Mary Dougherty 55:34
I made different ones.

Angela Giovine 55:35
Right. Of course we’re always making mistakes. yes.

Mary Dougherty 55:39
Yeah and that doesn’t end either.

Angela Giovine 55:40
Sure.

Mary Dougherty 55:40
You know there’s always a new one around the corner. To humble you.

Angela Giovine 53:45
Which mistake, do you think was the most challenging that where you learned the most from?

Mary Dougherty 55:54
Hmmmm…. There’s so many. Uhm that’s a tough question because a few I can’t say.

Angela Giovine 56:02
Okay

Mary Dougherty 56:03
But I was telling my one son recently said you know, I wish you a happy, and not complicated life, but unfortunatley, my best lessons were the ones that really weren’t fun, and were very stingy you know and prickly but they certainly help me become the person that I am.

Angela Giovine 56:23
Right.

Mary Dougherty 56:23
So, as much as I don’t want you to have strife and trauma and drama in your life, it’s gonna happen but hopefully, you have the resilience

Angela Giovine 56:30
Right.
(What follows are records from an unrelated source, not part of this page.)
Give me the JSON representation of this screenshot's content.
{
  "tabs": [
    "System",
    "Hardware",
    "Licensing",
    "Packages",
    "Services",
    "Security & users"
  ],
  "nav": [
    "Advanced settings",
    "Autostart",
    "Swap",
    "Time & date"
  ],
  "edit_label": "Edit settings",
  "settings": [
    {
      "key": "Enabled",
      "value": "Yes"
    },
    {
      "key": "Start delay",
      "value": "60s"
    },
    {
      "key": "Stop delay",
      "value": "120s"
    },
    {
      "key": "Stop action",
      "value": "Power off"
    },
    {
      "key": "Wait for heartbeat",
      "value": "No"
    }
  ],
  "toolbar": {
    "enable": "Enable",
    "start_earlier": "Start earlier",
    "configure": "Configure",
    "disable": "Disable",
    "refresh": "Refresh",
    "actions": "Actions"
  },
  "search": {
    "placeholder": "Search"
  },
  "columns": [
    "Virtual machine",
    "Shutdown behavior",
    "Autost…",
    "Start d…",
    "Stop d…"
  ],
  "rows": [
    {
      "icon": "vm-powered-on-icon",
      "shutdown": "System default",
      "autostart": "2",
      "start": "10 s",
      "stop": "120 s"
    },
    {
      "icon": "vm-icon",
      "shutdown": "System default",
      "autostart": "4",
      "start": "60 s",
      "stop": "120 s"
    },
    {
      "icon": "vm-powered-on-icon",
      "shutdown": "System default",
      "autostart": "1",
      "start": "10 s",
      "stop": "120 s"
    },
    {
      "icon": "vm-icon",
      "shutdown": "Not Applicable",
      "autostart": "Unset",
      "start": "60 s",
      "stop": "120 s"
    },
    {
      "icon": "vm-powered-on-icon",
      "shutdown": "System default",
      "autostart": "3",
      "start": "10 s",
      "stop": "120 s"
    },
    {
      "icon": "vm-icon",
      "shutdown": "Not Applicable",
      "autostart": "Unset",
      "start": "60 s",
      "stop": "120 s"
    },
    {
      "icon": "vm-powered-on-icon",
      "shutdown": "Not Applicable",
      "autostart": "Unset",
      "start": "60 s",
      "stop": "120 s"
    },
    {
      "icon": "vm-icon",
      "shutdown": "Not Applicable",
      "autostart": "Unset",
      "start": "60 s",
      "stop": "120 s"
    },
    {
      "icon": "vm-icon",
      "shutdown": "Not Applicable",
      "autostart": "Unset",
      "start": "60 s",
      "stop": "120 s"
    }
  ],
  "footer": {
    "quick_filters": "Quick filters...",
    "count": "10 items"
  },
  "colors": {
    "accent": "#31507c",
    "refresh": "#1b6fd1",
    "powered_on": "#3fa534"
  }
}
Mary Dougherty 56:30
and you have the mindset to understand that that’s just part of the process.

Angela Giovine 56:33
Sure. So, I’m going to ask you these two questions that I ask everybody at the end of my interviews. Finish this sentence. I would not be standing here today if not for blank.
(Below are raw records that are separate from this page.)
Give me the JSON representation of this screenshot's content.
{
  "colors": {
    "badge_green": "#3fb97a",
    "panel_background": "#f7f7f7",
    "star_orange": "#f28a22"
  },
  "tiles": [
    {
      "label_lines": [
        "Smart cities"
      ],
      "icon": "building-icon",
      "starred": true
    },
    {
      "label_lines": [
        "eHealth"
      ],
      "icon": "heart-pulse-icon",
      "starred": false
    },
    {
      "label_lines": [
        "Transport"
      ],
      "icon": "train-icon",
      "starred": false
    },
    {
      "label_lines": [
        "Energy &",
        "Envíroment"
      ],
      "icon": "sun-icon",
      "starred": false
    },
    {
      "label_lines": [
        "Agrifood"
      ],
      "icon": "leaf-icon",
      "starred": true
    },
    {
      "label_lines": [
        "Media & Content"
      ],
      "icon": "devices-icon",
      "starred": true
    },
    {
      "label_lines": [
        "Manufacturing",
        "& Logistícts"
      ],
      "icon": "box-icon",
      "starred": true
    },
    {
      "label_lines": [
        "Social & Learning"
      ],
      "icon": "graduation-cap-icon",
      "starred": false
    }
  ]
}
Mary Dougherty 56:45
My husband and sense of humour.

Angela Giovine 56:48
Equally, right?

Mary Dougherty 56:49
Equally.
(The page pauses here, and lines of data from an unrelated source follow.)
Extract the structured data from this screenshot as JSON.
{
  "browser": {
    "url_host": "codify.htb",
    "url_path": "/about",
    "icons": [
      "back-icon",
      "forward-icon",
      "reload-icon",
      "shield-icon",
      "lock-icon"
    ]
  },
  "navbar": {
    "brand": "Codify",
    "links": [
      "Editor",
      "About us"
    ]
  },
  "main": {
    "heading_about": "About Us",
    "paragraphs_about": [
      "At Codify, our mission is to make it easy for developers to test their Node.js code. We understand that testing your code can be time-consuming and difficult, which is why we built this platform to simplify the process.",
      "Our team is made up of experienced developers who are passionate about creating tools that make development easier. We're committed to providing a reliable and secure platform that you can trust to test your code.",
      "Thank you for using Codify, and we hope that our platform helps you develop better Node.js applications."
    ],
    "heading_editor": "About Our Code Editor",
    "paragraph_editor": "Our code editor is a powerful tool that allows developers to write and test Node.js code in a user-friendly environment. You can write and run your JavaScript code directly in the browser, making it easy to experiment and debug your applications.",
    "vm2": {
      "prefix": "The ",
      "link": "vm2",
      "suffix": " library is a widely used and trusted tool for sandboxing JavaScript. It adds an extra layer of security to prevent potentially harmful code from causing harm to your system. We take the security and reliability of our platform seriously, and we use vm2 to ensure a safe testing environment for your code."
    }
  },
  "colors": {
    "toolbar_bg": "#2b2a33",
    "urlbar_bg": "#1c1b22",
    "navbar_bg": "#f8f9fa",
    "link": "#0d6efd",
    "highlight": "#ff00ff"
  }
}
Angela Giovine 56:51
You do need bot- thy sense of humour don’t you?

Mary Dougherty 56:53
Oh Yes.

Angela Giovine 56:55
And what’s one piece of advise that you wish you could go back and tell your 18 year old self?

Mary Dougherty 57:01
She wouldn’t have listened.

Angela Giovine 57:02
She wouldn’t have listened anyway?

Mary Dougherty 57:04
Nothing, I knew everything when I was 18. It took me to almost 58 to realize I know nothing. Trust in yourself. Believe in yourself and never doubt it.

Angela Giovine 57:13
Trust your gut.

Mary Dougherty 57:14
Trust your gut. Because, instinctively, if it doesn’t look great and it doesn’t smell right and it doesn’t feel right, It’s not right.

Angela Giovine 57:22
There were times when you didn’t trust your gut and you learned?

Mary Dougherty 57:24
No,no I didn’t because I was young and I think in a lot of cases young people might have the answer but they’ll doubt themselves because

Angela Giovine 57:33
Of their youth.

Mary Dougherty 57:34
Of their youth.I would rather errand the side of trusting my instincts and making a mistake than not trusting my instincts.

Angela Giovine 57:41
Well thank you, thank you so much Mary for the for the time.

Mary Dougherty 57:45
I appreciate it.